When I’d first considered the idea of Laura Marling playing a venue as large as the O2 Guildhall, I was fairly skeptical. I’d felt her performance would suffer as a result of a poor choice of venue, after I was left feeling disappointed when I’d seen her in London around three years ago.
How very wrong I was.
Perhaps it was the decision to have both a seated and standing area, or perhaps it was the addition of a larger band, but I can honestly say that I was duly impressed by Laura’s performance. Her support act, a country/folk singer-songwriter named Gill Landry, set exactly the right tone for the evening: his whisky coated vocals and lyrics about tragic romance were the ideal precursor to Laura’s set.
But it was Laura and her small band of fellow miscreants who really stole the show. From the moment she stepped onstage, Laura exhibited an air of a performer who’d truly reached her peak. Starting off with some softer songs from her latest album, Short Movie, she then began to play through what was essentially the first third from her last album Once, I was an Eagle. For some, this may have been a confusing choice, but as an avid admirer of Once…, it was an absolute joy.
Throughout the set, Laura played with almost complete confidence. Even the minor blips were excusable, as they were accompanied by a dose of her endearingly natural stage presence.
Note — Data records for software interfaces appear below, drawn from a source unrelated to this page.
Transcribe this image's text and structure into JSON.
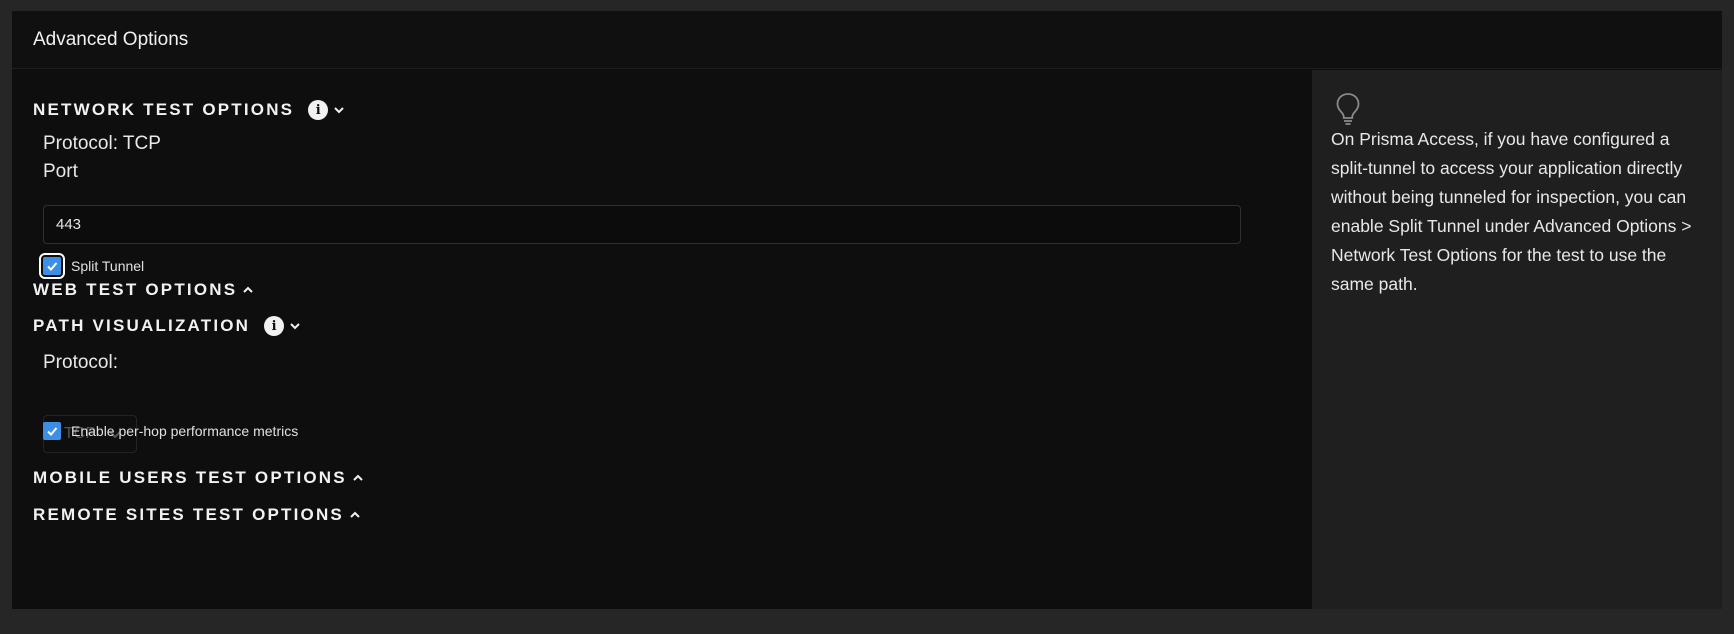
{
  "panel": {
    "title": "Advanced Options"
  },
  "network_test": {
    "heading": "NETWORK TEST OPTIONS",
    "protocol_text": "Protocol: TCP",
    "port_label": "Port",
    "port_value": "443",
    "split_tunnel_label": "Split Tunnel",
    "split_tunnel_checked": true
  },
  "web_test": {
    "heading": "WEB TEST OPTIONS"
  },
  "path_visualization": {
    "heading": "PATH VISUALIZATION",
    "protocol_label": "Protocol:",
    "protocol_selected": "TCP",
    "per_hop_label": "Enable per-hop performance metrics",
    "per_hop_checked": true
  },
  "mobile_users": {
    "heading": "MOBILE USERS TEST OPTIONS"
  },
  "remote_sites": {
    "heading": "REMOTE SITES TEST OPTIONS"
  },
  "help": {
    "icon": "lightbulb-icon",
    "text": "On Prisma Access, if you have configured a split-tunnel to access your application directly without being tunneled for inspection, you can enable Split Tunnel under Advanced Options > Network Test Options for the test to use the same path."
  },
  "colors": {
    "accent": "#3d8fe6",
    "background": "#0e0e0e",
    "sidebar": "#1f1f1f"
  }
}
There were no gimmicks or posturing, Laura relied almost entirely upon some excellently chosen and adapted music to earn the admiration of her audience. Some songs, such as ‘Keep Your Love Around Me’, ‘Master Hunter’ and ‘The Muse’ were given a heavier, almost funky, twist to them, which helped fill the large venue with sound. Whilst gentler songs, like ‘Love Be Brave’ and ‘Goodbye England (Covered in Snow)’, were kept as they were, generating some extremely tender and emotional moments.
The set was kept varied and unpredictable, containing a track from every album except her first. And though there was little stage banter, it felt appropriate to Laura’s continuously elusive persona.
If the audience wanted to know anything about her, they need only listen to her songs.
Image credited to Song Writing Magazine